What Is a Millennial and How Do You Manage Them?

Managing Millennials 

Management Training Series #3

What is a Millennial?

The term “Millennial” simply refers to someone born between 1983 and 2002, or those under age 35. William Strauss and Neil Howe coined the term in their 1991 book Generations as way to describe the generation that would come of age around the turn of the millennium.

This demographic has also been known as “Generation Y”. 

Millennials grew up with an ever-increasing amount of technology at their fingertips and can’t recall a world without cell phones or daily Internet access. They are constantly connected through social media and smart phones.

Characteristics of Millennials in the workplace: 

Why are Millennials important?

Millennials are the generation to focus your recruiting efforts on. 

Differences between Baby Boomers and Millennials

Baby Boomers are likely to be the business owner or manager. Members of this generation were born immediately following World War II, from 1946 through 1963. They question authority but are driven and career-focused. Personal fulfillment is a big motivator for them.  

 

Millennials are truly the work force of today and the future. The vast majority of employees you will hire from now on will likely be Millennials. Because they have been raised in different socio-economic times and under very different parenting techniques than the Baby Boomers, they a have different outlook on life and different motivations for their careers.

How to manage Millennials

Because Millennials are the most important workers to attract and retain, consider the following tips to manage them: 

  • They require more interactions and feedback from their mentors. They feel unwanted when they have to wait six months to a year to get a pay raise or some type of performance evaluation.
  • They are accustomed to earning advancements through achievements NOT time frames. This is where the “entitlement” label comes from. However, you can motivate them by setting advancement goals for them to achieve and offering valued rewards. 
  • They expect to use technology in business operations, and they can probably help you figure out how to optimize it for your business. Lean on them for technical advice. 
  • Because so much of their social life has taken place online, consider offering both online and in-person training. Unlike older generations, Millennials will get just as much from an online training course as an in person course. 
  • Use terms “coach” and “mentor” rather than “manager” or “boss.”   
  • Communicate and live your company values.

About the Author: 
Aaron Schuh founded Opportunity Interactive in 1998 and serves as CEO & President. He is a SPHR (Senior Professional in Human Resources) and SHRM-SCP (Senior Certified Professional) in the HR field. Aaron has conducted countless seminars on employee management and recruitment, driving profitable growth for his clients’ businesses. 

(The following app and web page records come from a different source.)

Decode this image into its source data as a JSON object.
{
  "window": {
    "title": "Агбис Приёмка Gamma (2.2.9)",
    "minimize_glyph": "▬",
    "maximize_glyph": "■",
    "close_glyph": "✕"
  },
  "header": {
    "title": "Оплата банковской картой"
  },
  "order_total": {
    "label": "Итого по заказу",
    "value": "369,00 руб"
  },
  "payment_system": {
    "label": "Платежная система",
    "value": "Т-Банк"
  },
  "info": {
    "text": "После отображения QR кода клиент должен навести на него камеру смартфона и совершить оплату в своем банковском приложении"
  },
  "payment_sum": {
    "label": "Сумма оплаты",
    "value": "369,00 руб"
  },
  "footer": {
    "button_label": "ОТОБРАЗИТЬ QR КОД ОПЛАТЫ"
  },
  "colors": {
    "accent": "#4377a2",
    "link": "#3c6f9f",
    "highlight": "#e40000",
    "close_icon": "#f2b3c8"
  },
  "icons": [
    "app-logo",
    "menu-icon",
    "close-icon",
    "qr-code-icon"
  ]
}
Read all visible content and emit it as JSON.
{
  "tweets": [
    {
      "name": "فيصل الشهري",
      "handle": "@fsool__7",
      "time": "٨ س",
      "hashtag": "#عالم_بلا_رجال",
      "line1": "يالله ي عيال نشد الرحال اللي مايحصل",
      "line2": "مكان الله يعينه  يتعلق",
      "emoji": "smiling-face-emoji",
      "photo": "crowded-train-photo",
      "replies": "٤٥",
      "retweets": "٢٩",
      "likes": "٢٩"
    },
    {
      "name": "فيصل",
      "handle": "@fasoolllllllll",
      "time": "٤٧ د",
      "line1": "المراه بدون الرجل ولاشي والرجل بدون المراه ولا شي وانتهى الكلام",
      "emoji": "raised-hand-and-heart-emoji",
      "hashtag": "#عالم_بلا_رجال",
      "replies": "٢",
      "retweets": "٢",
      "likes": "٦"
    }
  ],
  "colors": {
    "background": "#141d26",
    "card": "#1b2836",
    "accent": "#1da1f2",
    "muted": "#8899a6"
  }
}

About Opportunity Interactive: 
Opportunity Interactive is an authorized training provider for International Comfort Products. 

1Pew Research Center report, Millennials: A Portrait of Generation Next